It’s easy to create your own pivot table style, which you can then apply to one or more pivot tables.
Lets take a look.
The easiest way to create a custom pivot table style is to first apply a built-in style and then duplicate and customize that style as needed.
For example, let’s first apply the xxx style to this pivot table. You can check that this style is applied by clicking any cell in the pivot table and then checking the PivotTable styles group. The applied style will appear highlighted.
Once an existing style is applied, duplicate that style. You can duplicate a style by right-clicking, and choosing Duplicate from the menu. Then, give the duplicated style a descriptive name. Let’s use Blue Gray.
The new style will appear in the upper left of the PivotTable styles group. It will not be applied to the pivot table, so it’s important to do apply the new style next.
Once applied, the new style will be highlighted, and Excel will display it’s name when you hover over the style.
Once you have a new pivot table style created and applied to your pivot table, you can easily customize the style as you like. For example, let’s change the style so that the shading on the category subtotal rows is gray instead of blue.
First, right click the style and choose Modify from the menu. You’ll see that pivot table styles are somewhat complex - there are a lot of individual elements that can be styled. However, notice that only the bolded elements are in use for any given style. If we click through the list, we see the formatting defined for each bolded table element. Non-bolded elements have no formatting defined.
In this case, the element we want to style is Row Subheading 1. We want to switch the shading from blue to gray, so we need to change the fill. Notice that the small preview thumbnail is updated as we work.
After we click OK twice, the new setting takes effect.
You can use this same approach to customize any defined element in the table. If we add region as a row label above Category, we see still get the gray shading on the first row subheading, but not the second. Let’s edit the style again to make the second row subheading shaded orange.
Now our style correctly applies formatting for both levels.
To test that the new style works correctly on a new pivot table, let’s clear and rebuild this pivot table from scratch.
When we apply our custom style, we see all the formatting we defined.
This is probably the best explanation I've ever read of an excel function, and I've read a lot!
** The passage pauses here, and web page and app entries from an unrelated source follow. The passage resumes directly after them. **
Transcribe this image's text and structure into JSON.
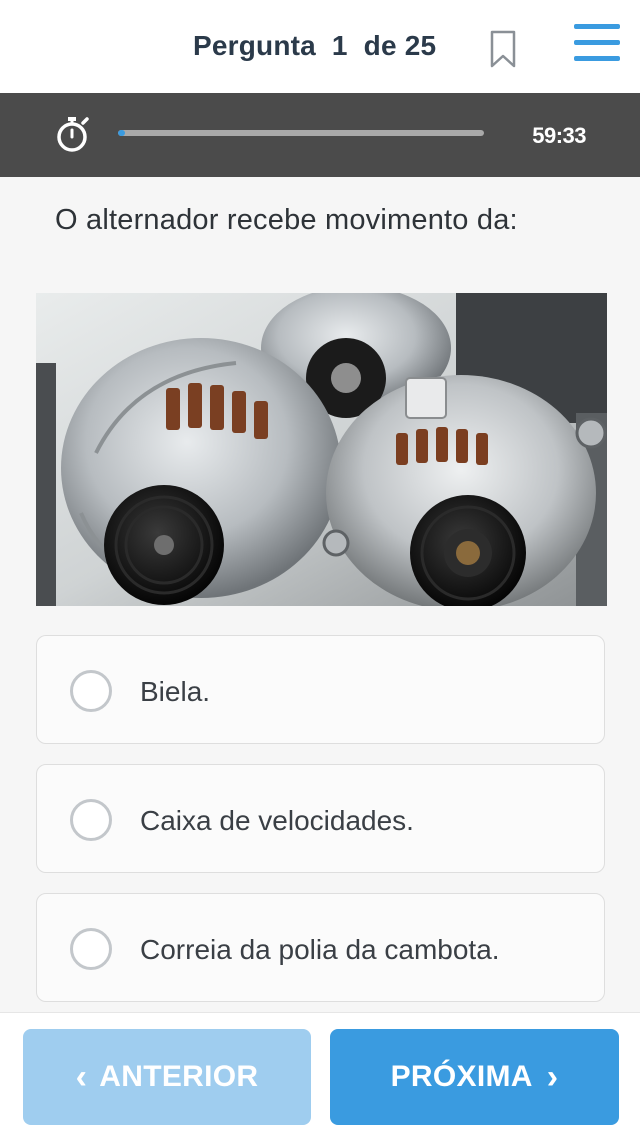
{
  "header": {
    "title": "Pergunta  1  de 25",
    "bookmark_icon": "bookmark-icon",
    "menu_icon": "hamburger-menu-icon",
    "accent_color": "#3a9be0"
  },
  "timer": {
    "icon": "stopwatch-icon",
    "remaining": "59:33",
    "progress_fraction": 0.02
  },
  "question": {
    "text": "O alternador recebe movimento da:",
    "image": "photo of car alternators"
  },
  "options": [
    {
      "label": "Biela.",
      "selected": false
    },
    {
      "label": "Caixa de velocidades.",
      "selected": false
    },
    {
      "label": "Correia da polia da cambota.",
      "selected": false
    }
  ],
  "navigation": {
    "previous_label": "ANTERIOR",
    "next_label": "PRÓXIMA",
    "previous_color": "#9fcdef",
    "next_color": "#3a9be0"
  }
}
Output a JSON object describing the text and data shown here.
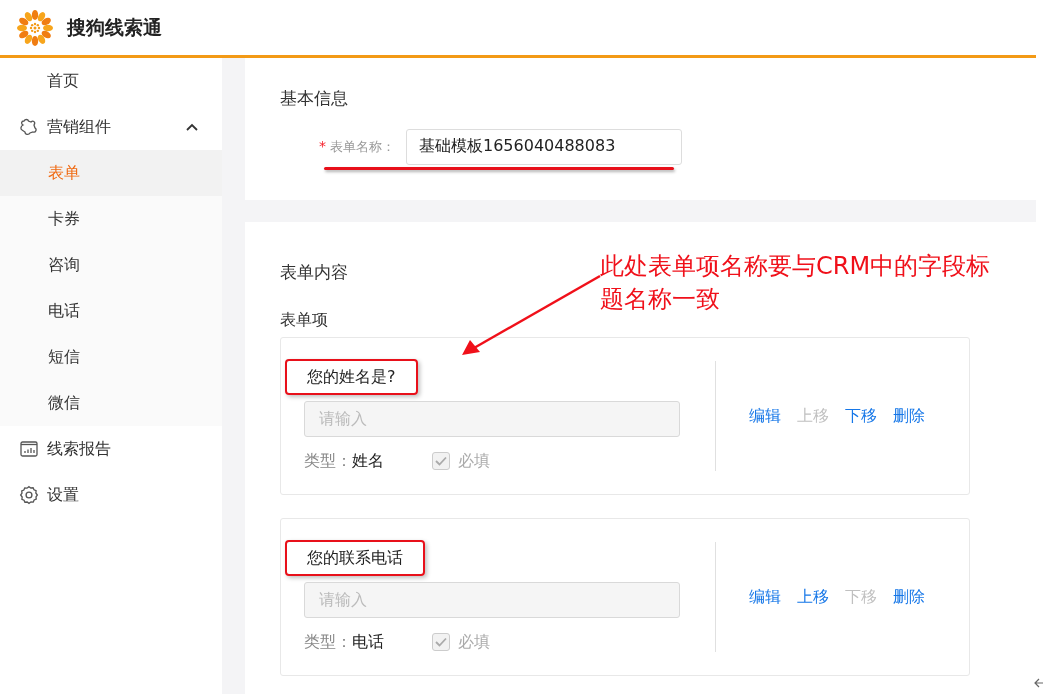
{
  "header": {
    "app_name": "搜狗线索通"
  },
  "sidebar": {
    "items": [
      {
        "label": "首页",
        "selected": false
      },
      {
        "label": "营销组件",
        "selected": false,
        "expanded": true,
        "children": [
          {
            "label": "表单",
            "selected": true
          },
          {
            "label": "卡券",
            "selected": false
          },
          {
            "label": "咨询",
            "selected": false
          },
          {
            "label": "电话",
            "selected": false
          },
          {
            "label": "短信",
            "selected": false
          },
          {
            "label": "微信",
            "selected": false
          }
        ]
      },
      {
        "label": "线索报告",
        "selected": false
      },
      {
        "label": "设置",
        "selected": false
      }
    ]
  },
  "basic_info": {
    "title": "基本信息",
    "field": {
      "required_mark": "*",
      "label": "表单名称：",
      "value": "基础模板1656040488083"
    }
  },
  "form_content": {
    "title": "表单内容",
    "items_label": "表单项",
    "items": [
      {
        "label": "您的姓名是?",
        "placeholder": "请输入",
        "type_label": "类型：",
        "type_value": "姓名",
        "required_checked": true,
        "required_label": "必填",
        "actions": [
          {
            "label": "编辑",
            "disabled": false
          },
          {
            "label": "上移",
            "disabled": true
          },
          {
            "label": "下移",
            "disabled": false
          },
          {
            "label": "删除",
            "disabled": false
          }
        ]
      },
      {
        "label": "您的联系电话",
        "placeholder": "请输入",
        "type_label": "类型：",
        "type_value": "电话",
        "required_checked": true,
        "required_label": "必填",
        "actions": [
          {
            "label": "编辑",
            "disabled": false
          },
          {
            "label": "上移",
            "disabled": false
          },
          {
            "label": "下移",
            "disabled": true
          },
          {
            "label": "删除",
            "disabled": false
          }
        ]
      }
    ]
  },
  "annotation": {
    "text": "此处表单项名称要与CRM中的字段标题名称一致"
  }
}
Thank you for making it so clear and easy to understand!!! :) - Marie